Fasten your seatbelt. Whether sitting passenger side in a vintage Cadillac or squeezed into a rickety bus, there’s only one way to travel in Texas. The Texan road will not only take you from electric cities to dusty national parks, but will offer you beautiful views of diverse landscapes and hidden treasures along the way. Come with Black Tomato as we drive you through Texas’ best roads, no licence required…
You couldn’t complete a road trip through Texas, or America even, without cruising down the infamous Mothe Road. The road’s Texan territory doesn’t just serve up hot skies and distant mountains, however. Cadillac Ranch, an art installation created in 1979 by a group of avant-garde artists, sits roadside in Amarillo. Ten Cadillacs from different years are buried nose-deep, halfway into the ground at an angle corresponding to Egypt’s Great Pyramid of Giza. Now that they’ve lost their original colour, visitors contribute to the installation by spray painting the cars. Alternative Texas at its best.
South Congress Avenue
Otherwise known as SoCo, this downtown district in the very cool capital of Austin is bursting at the seams with creativity. The home of southern bohemia, here you’ll stumble across artisan shops, authentic drinking holes and a myriad of eateries from successful food trucks catered by the hottest chefs to homely, hippy diners. On the first Thursday of every month, a block party is held as shops stay open later, and bars and restaurants have special offers. An essential stop over on any road trip.

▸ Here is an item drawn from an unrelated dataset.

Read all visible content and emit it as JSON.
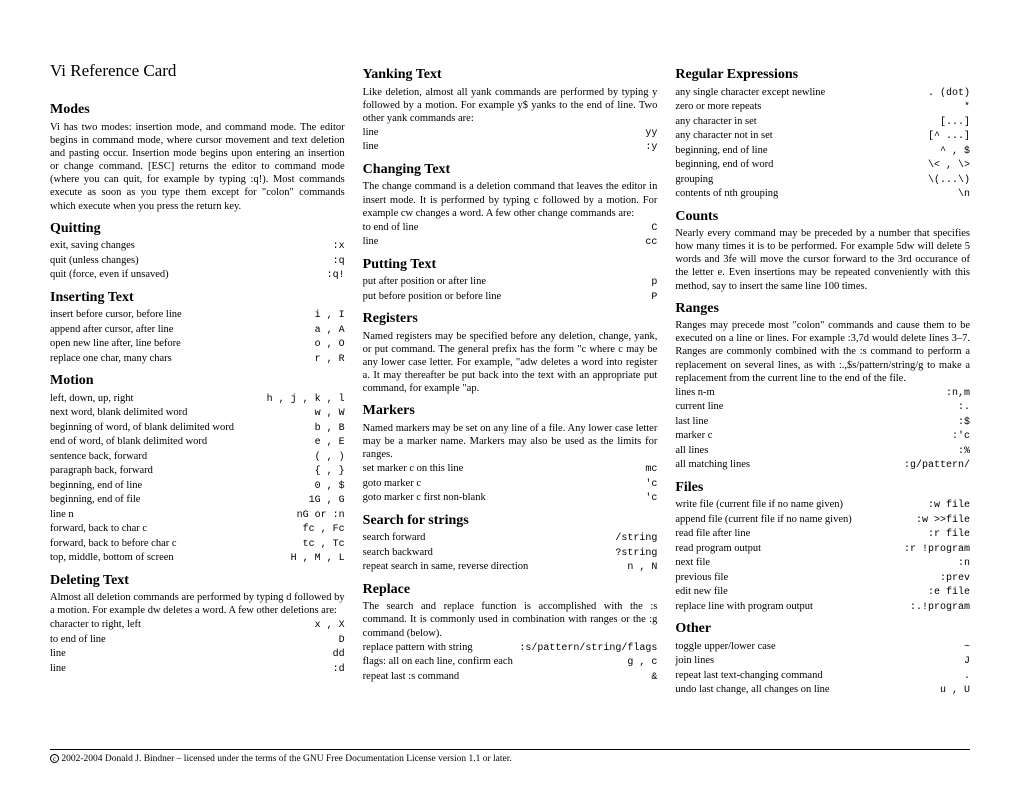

Highway 90 to South Highland Avenue
On Highway 90, 25 miles outside of the town of Marfa, you’ll see the wild desert landscape around you interrupted by a small, slick Prada store. Ok, so it’s not exactly a store. This art installation by the Berlin artists Michael Elmgreen and Ingar Dragset is a store-size sculpture with minimalist white stucco walls and windows displaying real Prada shoes and handbags from the fall collection. There’s no working door though, and these bags are bottomless with all items hiding security systems that alert authorities if the items are removed (not that we’d expect you to try and nab a freebie of course).
Highway 118 and Dark Sky Drive
Take a twisty mountain drive up Highway 118 for a breathtaking 39 miles of leafy, exotic space that will eventually land you at McDonald Observatory. Submerged in the Texas countryside, the Observatory is situated close to Fort Davis, 439 miles west of Austin. Offering spectacular views of the surrounding Texan landscape, try to hang around until sundown to make the most of the fantastic star gazing opportunities here.